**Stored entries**
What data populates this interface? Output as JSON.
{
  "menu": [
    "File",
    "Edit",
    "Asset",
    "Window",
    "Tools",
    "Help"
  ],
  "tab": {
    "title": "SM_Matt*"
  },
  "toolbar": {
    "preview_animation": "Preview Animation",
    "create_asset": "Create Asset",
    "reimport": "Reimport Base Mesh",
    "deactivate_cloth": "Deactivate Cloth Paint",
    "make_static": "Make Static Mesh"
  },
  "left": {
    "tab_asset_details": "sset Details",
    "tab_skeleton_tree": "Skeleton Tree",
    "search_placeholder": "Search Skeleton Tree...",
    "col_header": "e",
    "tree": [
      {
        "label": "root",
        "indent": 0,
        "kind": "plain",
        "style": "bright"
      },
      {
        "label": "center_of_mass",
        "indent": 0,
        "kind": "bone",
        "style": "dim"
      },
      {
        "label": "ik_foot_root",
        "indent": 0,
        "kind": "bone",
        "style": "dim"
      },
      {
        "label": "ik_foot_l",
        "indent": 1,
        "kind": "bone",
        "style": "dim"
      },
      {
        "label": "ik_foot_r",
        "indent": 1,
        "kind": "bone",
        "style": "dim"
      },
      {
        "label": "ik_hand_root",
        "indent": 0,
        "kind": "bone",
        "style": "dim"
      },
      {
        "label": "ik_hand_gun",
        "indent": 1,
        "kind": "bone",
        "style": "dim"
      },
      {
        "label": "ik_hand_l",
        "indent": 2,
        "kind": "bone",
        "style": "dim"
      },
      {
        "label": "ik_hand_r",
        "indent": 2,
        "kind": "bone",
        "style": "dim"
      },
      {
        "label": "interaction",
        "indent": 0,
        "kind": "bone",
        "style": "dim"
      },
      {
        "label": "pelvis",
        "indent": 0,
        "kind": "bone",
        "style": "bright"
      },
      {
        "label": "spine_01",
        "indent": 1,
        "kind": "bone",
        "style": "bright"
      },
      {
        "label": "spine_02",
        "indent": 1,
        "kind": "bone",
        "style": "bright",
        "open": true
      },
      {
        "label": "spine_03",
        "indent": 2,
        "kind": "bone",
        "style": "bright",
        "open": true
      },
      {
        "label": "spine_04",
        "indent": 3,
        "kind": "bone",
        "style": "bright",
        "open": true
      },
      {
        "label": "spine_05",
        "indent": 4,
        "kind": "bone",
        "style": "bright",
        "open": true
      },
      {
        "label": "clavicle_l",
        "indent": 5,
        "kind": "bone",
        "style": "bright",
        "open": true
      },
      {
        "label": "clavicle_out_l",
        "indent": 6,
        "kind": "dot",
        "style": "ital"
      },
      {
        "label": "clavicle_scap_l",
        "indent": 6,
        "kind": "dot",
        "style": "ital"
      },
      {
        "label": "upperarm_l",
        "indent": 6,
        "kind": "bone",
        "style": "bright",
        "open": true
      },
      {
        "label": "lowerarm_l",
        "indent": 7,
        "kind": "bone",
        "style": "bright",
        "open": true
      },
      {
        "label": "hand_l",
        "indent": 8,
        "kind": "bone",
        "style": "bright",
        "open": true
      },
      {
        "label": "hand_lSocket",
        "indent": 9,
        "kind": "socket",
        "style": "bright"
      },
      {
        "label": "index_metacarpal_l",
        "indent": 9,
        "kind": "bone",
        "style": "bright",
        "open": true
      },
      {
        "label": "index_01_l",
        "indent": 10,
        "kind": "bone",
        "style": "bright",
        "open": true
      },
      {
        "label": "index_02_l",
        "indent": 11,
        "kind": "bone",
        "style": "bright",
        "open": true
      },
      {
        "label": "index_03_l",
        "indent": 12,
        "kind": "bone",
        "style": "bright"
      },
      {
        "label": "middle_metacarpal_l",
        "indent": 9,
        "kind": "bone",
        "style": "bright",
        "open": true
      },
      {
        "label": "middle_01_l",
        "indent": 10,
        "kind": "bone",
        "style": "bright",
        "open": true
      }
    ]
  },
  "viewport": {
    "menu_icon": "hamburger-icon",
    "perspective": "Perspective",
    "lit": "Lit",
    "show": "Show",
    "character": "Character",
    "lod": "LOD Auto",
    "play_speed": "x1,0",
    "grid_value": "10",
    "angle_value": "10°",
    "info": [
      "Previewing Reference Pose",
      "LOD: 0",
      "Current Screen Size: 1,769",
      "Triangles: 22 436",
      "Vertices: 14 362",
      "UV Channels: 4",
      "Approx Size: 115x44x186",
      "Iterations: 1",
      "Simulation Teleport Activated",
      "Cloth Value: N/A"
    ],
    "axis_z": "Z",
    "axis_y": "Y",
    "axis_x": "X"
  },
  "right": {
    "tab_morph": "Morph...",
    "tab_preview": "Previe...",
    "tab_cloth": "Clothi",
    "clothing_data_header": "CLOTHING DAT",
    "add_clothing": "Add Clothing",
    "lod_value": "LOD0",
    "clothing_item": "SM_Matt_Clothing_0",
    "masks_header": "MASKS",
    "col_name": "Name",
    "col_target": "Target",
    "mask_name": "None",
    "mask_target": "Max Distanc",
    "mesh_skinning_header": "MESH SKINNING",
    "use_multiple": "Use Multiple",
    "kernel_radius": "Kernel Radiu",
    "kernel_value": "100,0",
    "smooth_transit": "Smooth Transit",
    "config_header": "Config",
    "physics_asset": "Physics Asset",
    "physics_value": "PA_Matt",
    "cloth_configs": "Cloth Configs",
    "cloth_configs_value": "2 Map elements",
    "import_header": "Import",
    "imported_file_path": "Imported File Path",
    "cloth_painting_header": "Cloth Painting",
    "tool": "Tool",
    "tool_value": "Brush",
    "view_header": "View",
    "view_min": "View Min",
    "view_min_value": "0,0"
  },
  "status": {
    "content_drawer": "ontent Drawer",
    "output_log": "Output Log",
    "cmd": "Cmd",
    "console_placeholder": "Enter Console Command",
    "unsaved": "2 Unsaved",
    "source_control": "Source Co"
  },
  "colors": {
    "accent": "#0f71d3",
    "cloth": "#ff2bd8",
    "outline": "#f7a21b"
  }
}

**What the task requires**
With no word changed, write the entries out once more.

**Solution to the problem**
What data populates this interface? Output as JSON.
{
  "menu": [
    "File",
    "Edit",
    "Asset",
    "Window",
    "Tools",
    "Help"
  ],
  "tab": {
    "title": "SM_Matt*"
  },
  "toolbar": {
    "preview_animation": "Preview Animation",
    "create_asset": "Create Asset",
    "reimport": "Reimport Base Mesh",
    "deactivate_cloth": "Deactivate Cloth Paint",
    "make_static": "Make Static Mesh"
  },
  "left": {
    "tab_asset_details": "sset Details",
    "tab_skeleton_tree": "Skeleton Tree",
    "search_placeholder": "Search Skeleton Tree...",
    "col_header": "e",
    "tree": [
      {
        "label": "root",
        "indent": 0,
        "kind": "plain",
        "style": "bright"
      },
      {
        "label": "center_of_mass",
        "indent": 0,
        "kind": "bone",
        "style": "dim"
      },
      {
        "label": "ik_foot_root",
        "indent": 0,
        "kind": "bone",
        "style": "dim"
      },
      {
        "label": "ik_foot_l",
        "indent": 1,
        "kind": "bone",
        "style": "dim"
      },
      {
        "label": "ik_foot_r",
        "indent": 1,
        "kind": "bone",
        "style": "dim"
      },
      {
        "label": "ik_hand_root",
        "indent": 0,
        "kind": "bone",
        "style": "dim"
      },
      {
        "label": "ik_hand_gun",
        "indent": 1,
        "kind": "bone",
        "style": "dim"
      },
      {
        "label": "ik_hand_l",
        "indent": 2,
        "kind": "bone",
        "style": "dim"
      },
      {
        "label": "ik_hand_r",
        "indent": 2,
        "kind": "bone",
        "style": "dim"
      },
      {
        "label": "interaction",
        "indent": 0,
        "kind": "bone",
        "style": "dim"
      },
      {
        "label": "pelvis",
        "indent": 0,
        "kind": "bone",
        "style": "bright"
      },
      {
        "label": "spine_01",
        "indent": 1,
        "kind": "bone",
        "style": "bright"
      },
      {
        "label": "spine_02",
        "indent": 1,
        "kind": "bone",
        "style": "bright",
        "open": true
      },
      {
        "label": "spine_03",
        "indent": 2,
        "kind": "bone",
        "style": "bright",
        "open": true
      },
      {
        "label": "spine_04",
        "indent": 3,
        "kind": "bone",
        "style": "bright",
        "open": true
      },
      {
        "label": "spine_05",
        "indent": 4,
        "kind": "bone",
        "style": "bright",
        "open": true
      },
      {
        "label": "clavicle_l",
        "indent": 5,
        "kind": "bone",
        "style": "bright",
        "open": true
      },
      {
        "label": "clavicle_out_l",
        "indent": 6,
        "kind": "dot",
        "style": "ital"
      },
      {
        "label": "clavicle_scap_l",
        "indent": 6,
        "kind": "dot",
        "style": "ital"
      },
      {
        "label": "upperarm_l",
        "indent": 6,
        "kind": "bone",
        "style": "bright",
        "open": true
      },
      {
        "label": "lowerarm_l",
        "indent": 7,
        "kind": "bone",
        "style": "bright",
        "open": true
      },
      {
        "label": "hand_l",
        "indent": 8,
        "kind": "bone",
        "style": "bright",
        "open": true
      },
      {
        "label": "hand_lSocket",
        "indent": 9,
        "kind": "socket",
        "style": "bright"
      },
      {
        "label": "index_metacarpal_l",
        "indent": 9,
        "kind": "bone",
        "style": "bright",
        "open": true
      },
      {
        "label": "index_01_l",
        "indent": 10,
        "kind": "bone",
        "style": "bright",
        "open": true
      },
      {
        "label": "index_02_l",
        "indent": 11,
        "kind": "bone",
        "style": "bright",
        "open": true
      },
      {
        "label": "index_03_l",
        "indent": 12,
        "kind": "bone",
        "style": "bright"
      },
      {
        "label": "middle_metacarpal_l",
        "indent": 9,
        "kind": "bone",
        "style": "bright",
        "open": true
      },
      {
        "label": "middle_01_l",
        "indent": 10,
        "kind": "bone",
        "style": "bright",
        "open": true
      }
    ]
  },
  "viewport": {
    "menu_icon": "hamburger-icon",
    "perspective": "Perspective",
    "lit": "Lit",
    "show": "Show",
    "character": "Character",
    "lod": "LOD Auto",
    "play_speed": "x1,0",
    "grid_value": "10",
    "angle_value": "10°",
    "info": [
      "Previewing Reference Pose",
      "LOD: 0",
      "Current Screen Size: 1,769",
      "Triangles: 22 436",
      "Vertices: 14 362",
      "UV Channels: 4",
      "Approx Size: 115x44x186",
      "Iterations: 1",
      "Simulation Teleport Activated",
      "Cloth Value: N/A"
    ],
    "axis_z": "Z",
    "axis_y": "Y",
    "axis_x": "X"
  },
  "right": {
    "tab_morph": "Morph...",
    "tab_preview": "Previe...",
    "tab_cloth": "Clothi",
    "clothing_data_header": "CLOTHING DAT",
    "add_clothing": "Add Clothing",
    "lod_value": "LOD0",
    "clothing_item": "SM_Matt_Clothing_0",
    "masks_header": "MASKS",
    "col_name": "Name",
    "col_target": "Target",
    "mask_name": "None",
    "mask_target": "Max Distanc",
    "mesh_skinning_header": "MESH SKINNING",
    "use_multiple": "Use Multiple",
    "kernel_radius": "Kernel Radiu",
    "kernel_value": "100,0",
    "smooth_transit": "Smooth Transit",
    "config_header": "Config",
    "physics_asset": "Physics Asset",
    "physics_value": "PA_Matt",
    "cloth_configs": "Cloth Configs",
    "cloth_configs_value": "2 Map elements",
    "import_header": "Import",
    "imported_file_path": "Imported File Path",
    "cloth_painting_header": "Cloth Painting",
    "tool": "Tool",
    "tool_value": "Brush",
    "view_header": "View",
    "view_min": "View Min",
    "view_min_value": "0,0"
  },
  "status": {
    "content_drawer": "ontent Drawer",
    "output_log": "Output Log",
    "cmd": "Cmd",
    "console_placeholder": "Enter Console Command",
    "unsaved": "2 Unsaved",
    "source_control": "Source Co"
  },
  "colors": {
    "accent": "#0f71d3",
    "cloth": "#ff2bd8",
    "outline": "#f7a21b"
  }
}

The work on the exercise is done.